### Exercise objective
Print out the full material below, exact in every line, with no images included.

------------------------------------------------

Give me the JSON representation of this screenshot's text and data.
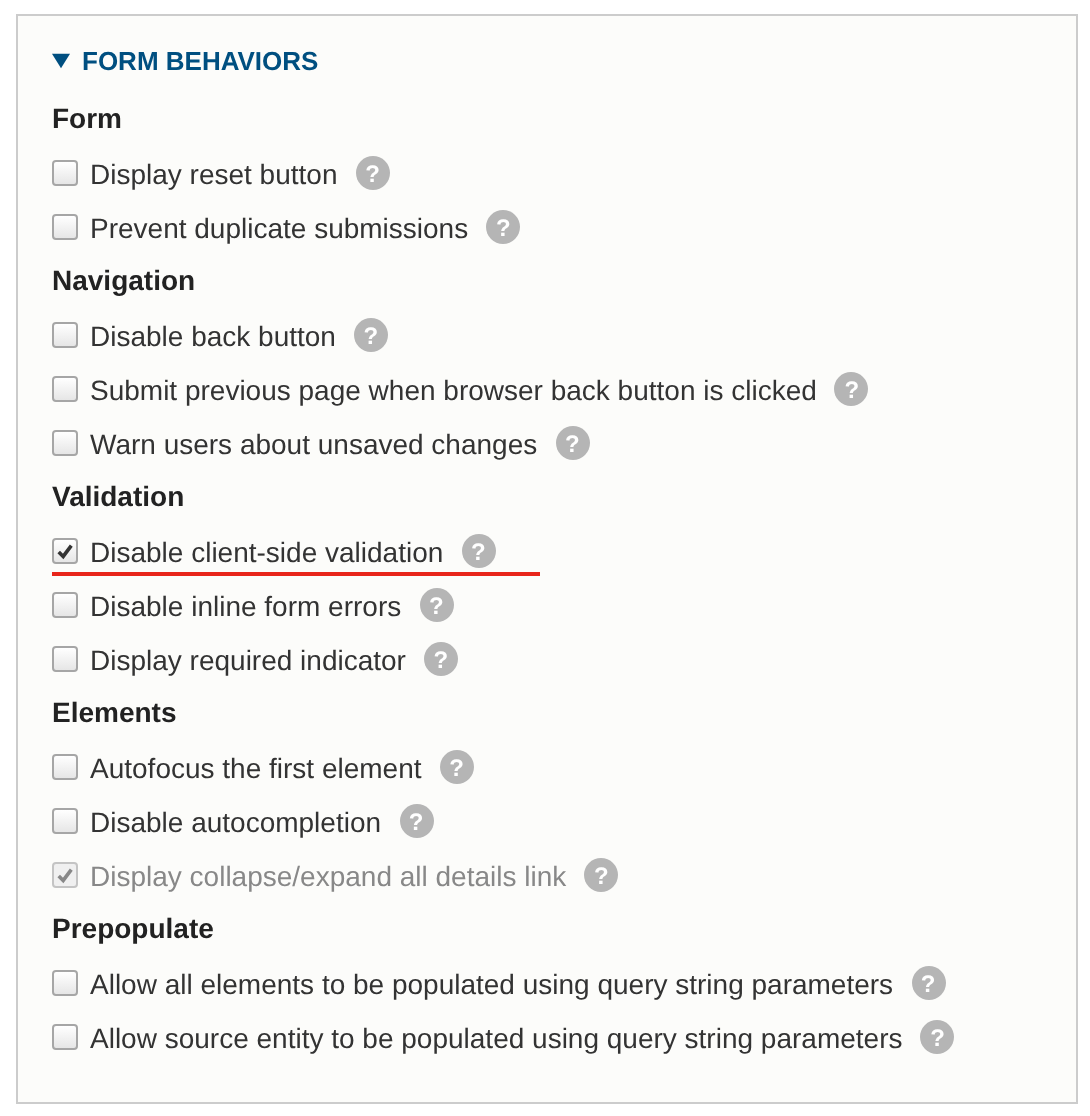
{
  "panel": {
    "title": "FORM BEHAVIORS",
    "expanded": true,
    "groups": [
      {
        "heading": "Form",
        "items": [
          {
            "label": "Display reset button",
            "checked": false,
            "disabled": false,
            "underlined": false,
            "help": "?"
          },
          {
            "label": "Prevent duplicate submissions",
            "checked": false,
            "disabled": false,
            "underlined": false,
            "help": "?"
          }
        ]
      },
      {
        "heading": "Navigation",
        "items": [
          {
            "label": "Disable back button",
            "checked": false,
            "disabled": false,
            "underlined": false,
            "help": "?"
          },
          {
            "label": "Submit previous page when browser back button is clicked",
            "checked": false,
            "disabled": false,
            "underlined": false,
            "help": "?"
          },
          {
            "label": "Warn users about unsaved changes",
            "checked": false,
            "disabled": false,
            "underlined": false,
            "help": "?"
          }
        ]
      },
      {
        "heading": "Validation",
        "items": [
          {
            "label": "Disable client-side validation",
            "checked": true,
            "disabled": false,
            "underlined": true,
            "help": "?"
          },
          {
            "label": "Disable inline form errors",
            "checked": false,
            "disabled": false,
            "underlined": false,
            "help": "?"
          },
          {
            "label": "Display required indicator",
            "checked": false,
            "disabled": false,
            "underlined": false,
            "help": "?"
          }
        ]
      },
      {
        "heading": "Elements",
        "items": [
          {
            "label": "Autofocus the first element",
            "checked": false,
            "disabled": false,
            "underlined": false,
            "help": "?"
          },
          {
            "label": "Disable autocompletion",
            "checked": false,
            "disabled": false,
            "underlined": false,
            "help": "?"
          },
          {
            "label": "Display collapse/expand all details link",
            "checked": true,
            "disabled": true,
            "underlined": false,
            "help": "?"
          }
        ]
      },
      {
        "heading": "Prepopulate",
        "items": [
          {
            "label": "Allow all elements to be populated using query string parameters",
            "checked": false,
            "disabled": false,
            "underlined": false,
            "help": "?"
          },
          {
            "label": "Allow source entity to be populated using query string parameters",
            "checked": false,
            "disabled": false,
            "underlined": false,
            "help": "?"
          }
        ]
      }
    ]
  }
}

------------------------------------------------

### Response
Give me the JSON representation of this screenshot's text and data.
{
  "panel": {
    "title": "FORM BEHAVIORS",
    "expanded": true,
    "groups": [
      {
        "heading": "Form",
        "items": [
          {
            "label": "Display reset button",
            "checked": false,
            "disabled": false,
            "underlined": false,
            "help": "?"
          },
          {
            "label": "Prevent duplicate submissions",
            "checked": false,
            "disabled": false,
            "underlined": false,
            "help": "?"
          }
        ]
      },
      {
        "heading": "Navigation",
        "items": [
          {
            "label": "Disable back button",
            "checked": false,
            "disabled": false,
            "underlined": false,
            "help": "?"
          },
          {
            "label": "Submit previous page when browser back button is clicked",
            "checked": false,
            "disabled": false,
            "underlined": false,
            "help": "?"
          },
          {
            "label": "Warn users about unsaved changes",
            "checked": false,
            "disabled": false,
            "underlined": false,
            "help": "?"
          }
        ]
      },
      {
        "heading": "Validation",
        "items": [
          {
            "label": "Disable client-side validation",
            "checked": true,
            "disabled": false,
            "underlined": true,
            "help": "?"
          },
          {
            "label": "Disable inline form errors",
            "checked": false,
            "disabled": false,
            "underlined": false,
            "help": "?"
          },
          {
            "label": "Display required indicator",
            "checked": false,
            "disabled": false,
            "underlined": false,
            "help": "?"
          }
        ]
      },
      {
        "heading": "Elements",
        "items": [
          {
            "label": "Autofocus the first element",
            "checked": false,
            "disabled": false,
            "underlined": false,
            "help": "?"
          },
          {
            "label": "Disable autocompletion",
            "checked": false,
            "disabled": false,
            "underlined": false,
            "help": "?"
          },
          {
            "label": "Display collapse/expand all details link",
            "checked": true,
            "disabled": true,
            "underlined": false,
            "help": "?"
          }
        ]
      },
      {
        "heading": "Prepopulate",
        "items": [
          {
            "label": "Allow all elements to be populated using query string parameters",
            "checked": false,
            "disabled": false,
            "underlined": false,
            "help": "?"
          },
          {
            "label": "Allow source entity to be populated using query string parameters",
            "checked": false,
            "disabled": false,
            "underlined": false,
            "help": "?"
          }
        ]
      }
    ]
  }
}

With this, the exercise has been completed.